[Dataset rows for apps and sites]
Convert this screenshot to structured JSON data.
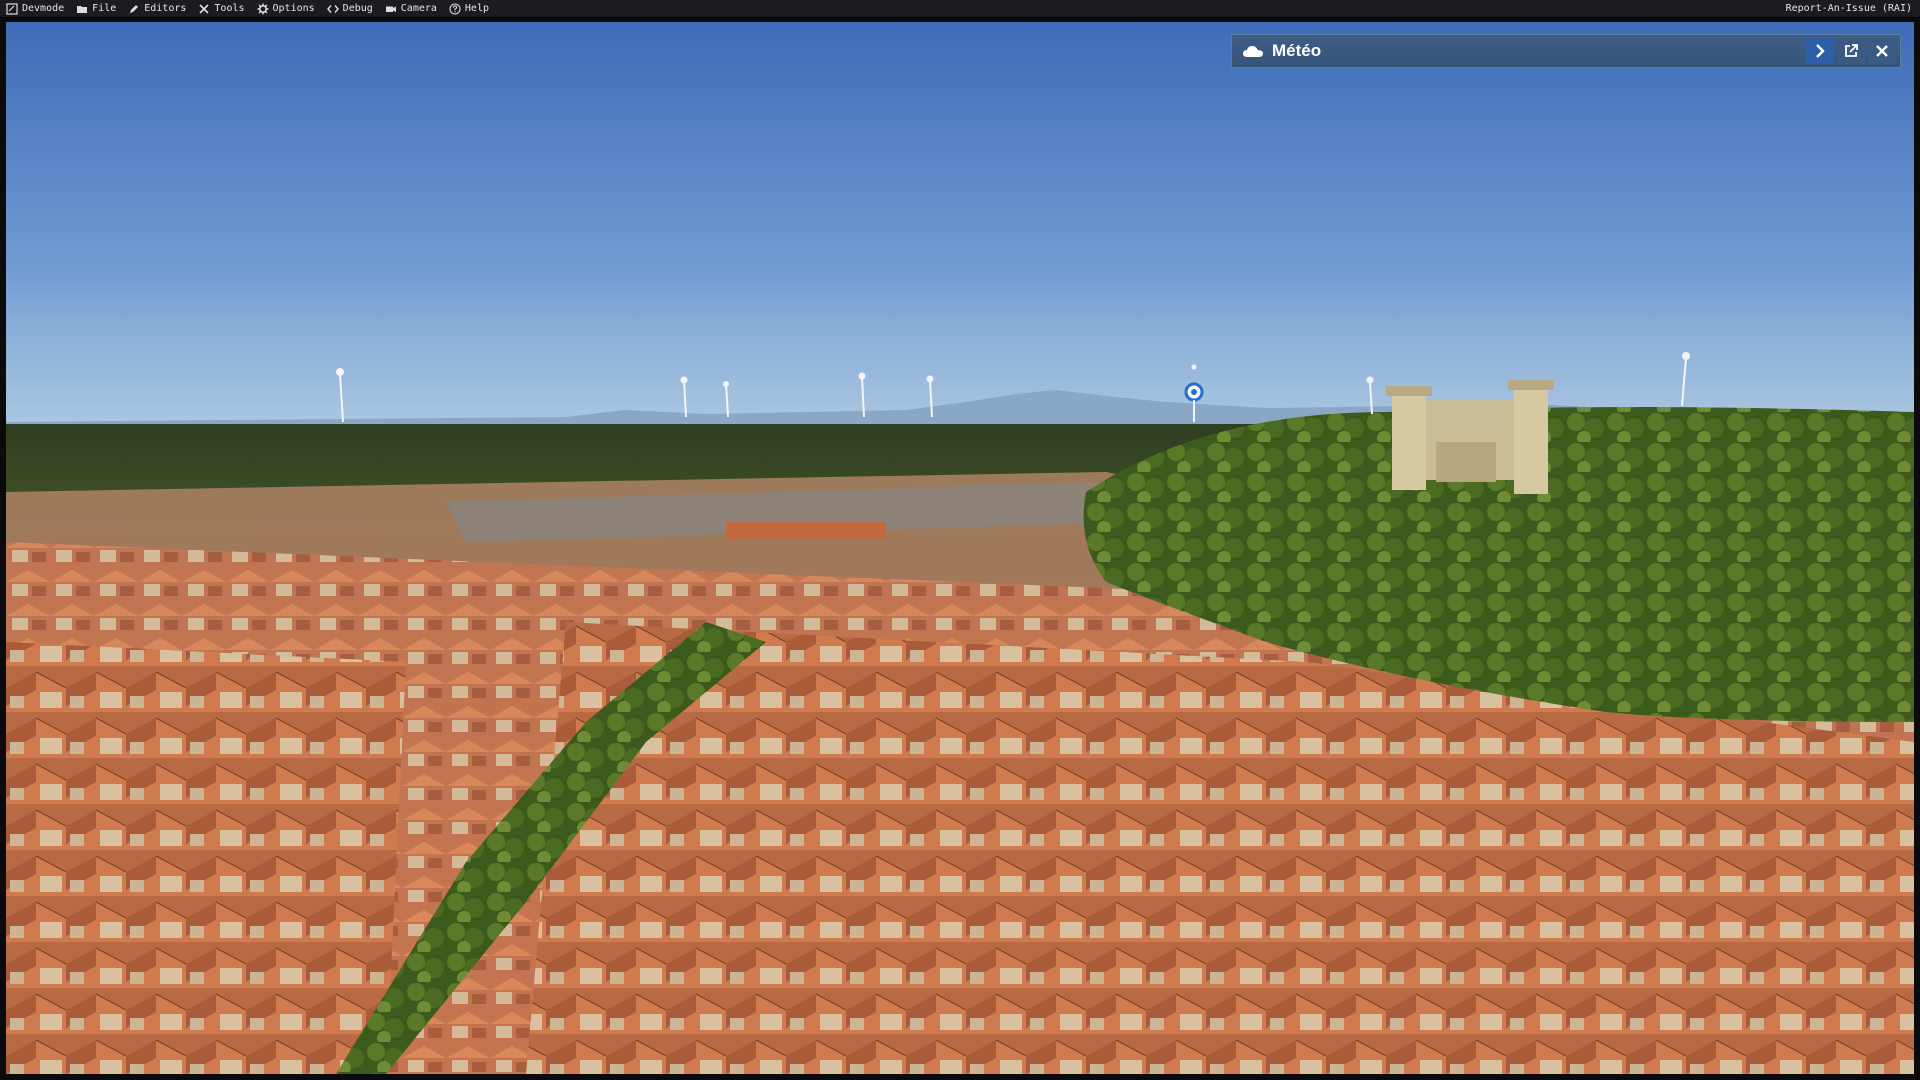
{
  "menubar": {
    "items": [
      {
        "label": "Devmode",
        "icon": "devmode-icon"
      },
      {
        "label": "File",
        "icon": "folder-icon"
      },
      {
        "label": "Editors",
        "icon": "pencil-icon"
      },
      {
        "label": "Tools",
        "icon": "tools-icon"
      },
      {
        "label": "Options",
        "icon": "gear-icon"
      },
      {
        "label": "Debug",
        "icon": "code-icon"
      },
      {
        "label": "Camera",
        "icon": "camera-icon"
      },
      {
        "label": "Help",
        "icon": "help-icon"
      }
    ],
    "right_label": "Report-An-Issue (RAI)"
  },
  "meteo_panel": {
    "title": "Météo",
    "icon": "cloud-icon",
    "buttons": [
      "chevron-right-icon",
      "popout-icon",
      "close-icon"
    ],
    "accent": "#2d5fa8"
  },
  "colors": {
    "sky_top": "#3f6fbb",
    "sky_horizon": "#a9c4de",
    "roof": "#c8693f",
    "vegetation": "#3f5a1e",
    "menubar_bg": "#1a1c1f"
  }
}
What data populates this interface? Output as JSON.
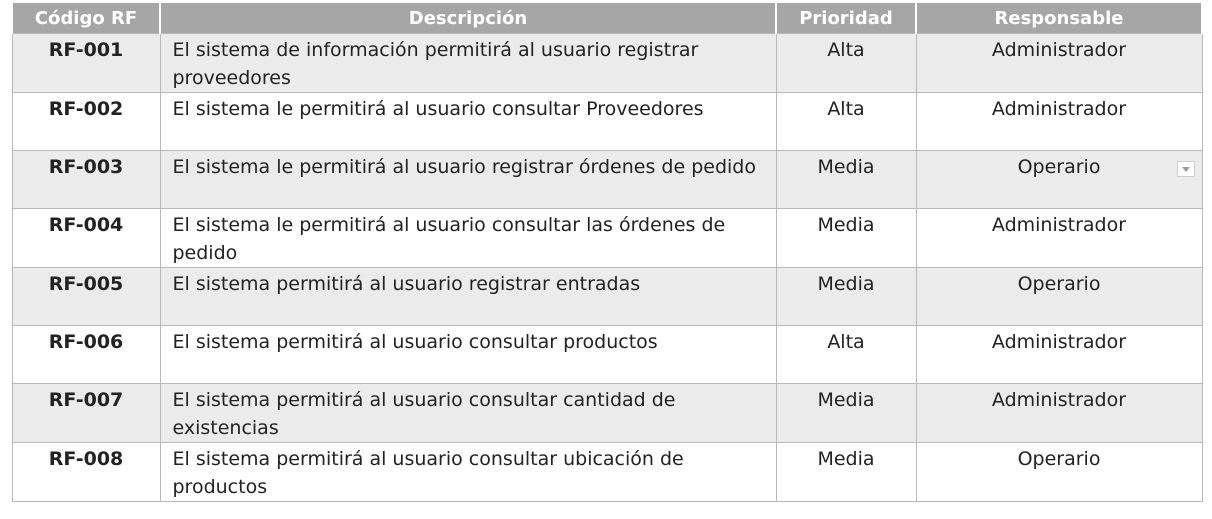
{
  "headers": [
    "Código RF",
    "Descripción",
    "Prioridad",
    "Responsable"
  ],
  "rows": [
    {
      "code": "RF-001",
      "desc": "El sistema de información permitirá al usuario registrar proveedores",
      "prio": "Alta",
      "resp": "Administrador"
    },
    {
      "code": "RF-002",
      "desc": "El sistema le permitirá al usuario consultar Proveedores",
      "prio": "Alta",
      "resp": "Administrador"
    },
    {
      "code": "RF-003",
      "desc": "El sistema le permitirá al usuario registrar órdenes de pedido",
      "prio": "Media",
      "resp": "Operario"
    },
    {
      "code": "RF-004",
      "desc": "El sistema le permitirá al usuario consultar las órdenes de pedido",
      "prio": "Media",
      "resp": "Administrador"
    },
    {
      "code": "RF-005",
      "desc": "El sistema permitirá al usuario registrar entradas",
      "prio": "Media",
      "resp": "Operario"
    },
    {
      "code": "RF-006",
      "desc": "El sistema permitirá al usuario consultar productos",
      "prio": "Alta",
      "resp": "Administrador"
    },
    {
      "code": "RF-007",
      "desc": "El sistema permitirá al usuario consultar cantidad de existencias",
      "prio": "Media",
      "resp": "Administrador"
    },
    {
      "code": "RF-008",
      "desc": "El sistema permitirá al usuario consultar ubicación de productos",
      "prio": "Media",
      "resp": "Operario"
    }
  ],
  "colors": {
    "header_bg": "#a6a6a6",
    "header_text": "#ffffff",
    "row_shade": "#ebebeb",
    "row_plain": "#ffffff",
    "border": "#b9b9b9"
  },
  "icons": {
    "dropdown": "chevron-down-icon"
  }
}
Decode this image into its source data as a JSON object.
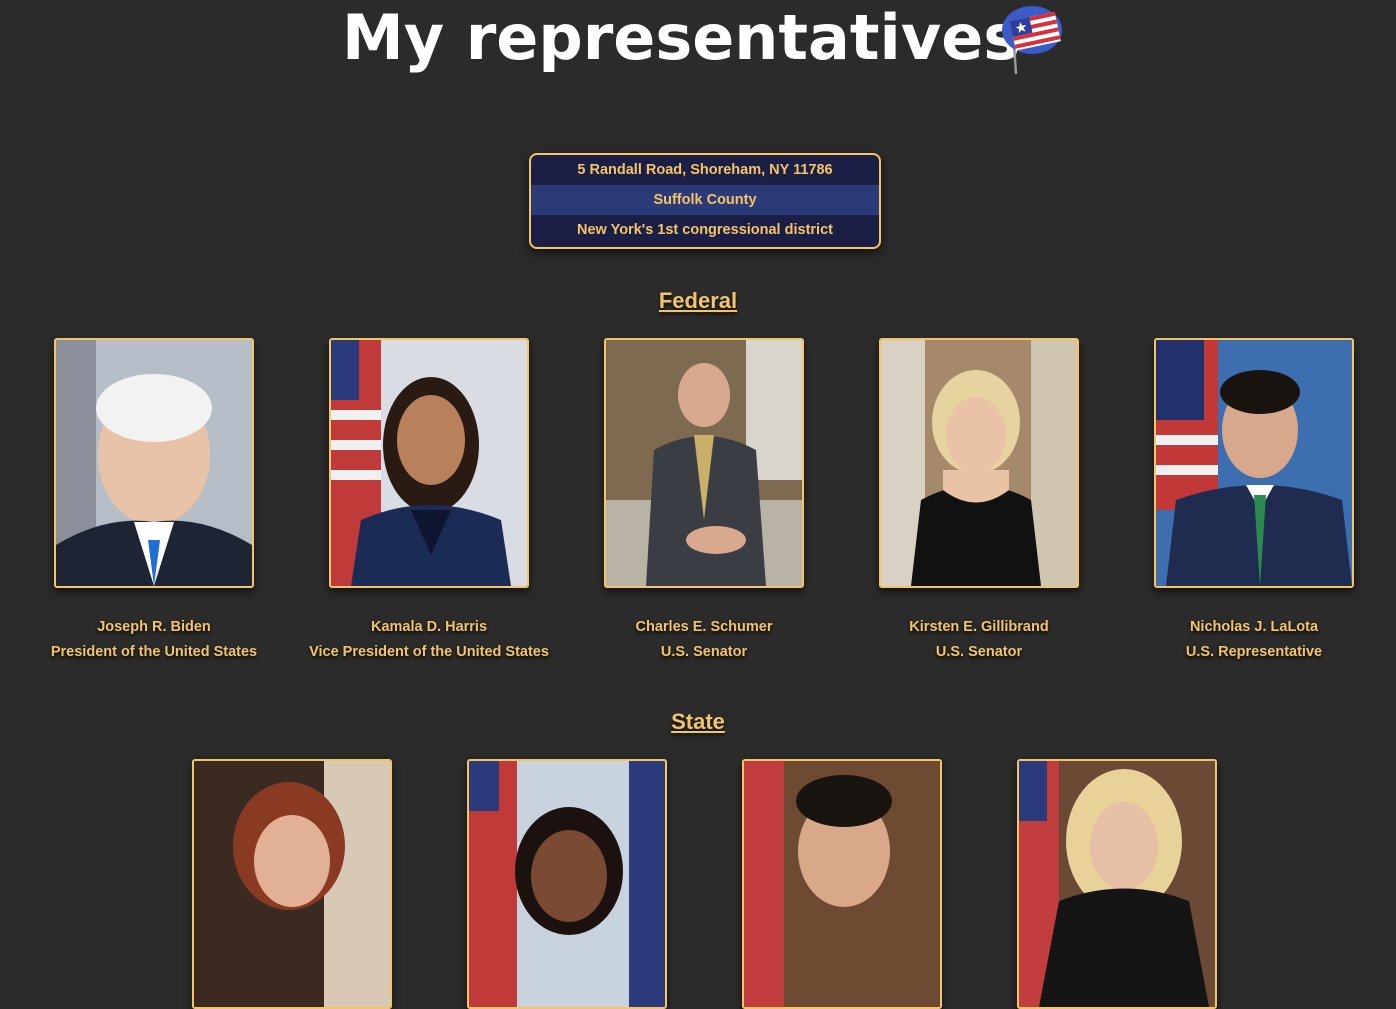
{
  "header": {
    "title": "My representatives",
    "flag_icon": "us-flag-balloon-icon"
  },
  "location": {
    "address": "5 Randall Road, Shoreham, NY 11786",
    "county": "Suffolk County",
    "district": "New York's 1st congressional district"
  },
  "federal": {
    "heading": "Federal",
    "reps": [
      {
        "name": "Joseph R. Biden",
        "office": "President of the United States"
      },
      {
        "name": "Kamala D. Harris",
        "office": "Vice President of the United States"
      },
      {
        "name": "Charles E. Schumer",
        "office": "U.S. Senator"
      },
      {
        "name": "Kirsten E. Gillibrand",
        "office": "U.S. Senator"
      },
      {
        "name": "Nicholas J. LaLota",
        "office": "U.S. Representative"
      }
    ]
  },
  "state": {
    "heading": "State"
  },
  "colors": {
    "background": "#2b2b2b",
    "accent": "#f3c567",
    "box_dark": "#1b1f45",
    "box_light": "#2c3a78"
  }
}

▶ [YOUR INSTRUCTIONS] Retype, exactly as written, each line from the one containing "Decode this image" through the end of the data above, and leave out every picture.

▶ [COMPLETED EXERCISE]
Decode this image into its source data as a JSON object.
{
  "header": {
    "title": "My representatives",
    "flag_icon": "us-flag-balloon-icon"
  },
  "location": {
    "address": "5 Randall Road, Shoreham, NY 11786",
    "county": "Suffolk County",
    "district": "New York's 1st congressional district"
  },
  "federal": {
    "heading": "Federal",
    "reps": [
      {
        "name": "Joseph R. Biden",
        "office": "President of the United States"
      },
      {
        "name": "Kamala D. Harris",
        "office": "Vice President of the United States"
      },
      {
        "name": "Charles E. Schumer",
        "office": "U.S. Senator"
      },
      {
        "name": "Kirsten E. Gillibrand",
        "office": "U.S. Senator"
      },
      {
        "name": "Nicholas J. LaLota",
        "office": "U.S. Representative"
      }
    ]
  },
  "state": {
    "heading": "State"
  },
  "colors": {
    "background": "#2b2b2b",
    "accent": "#f3c567",
    "box_dark": "#1b1f45",
    "box_light": "#2c3a78"
  }
}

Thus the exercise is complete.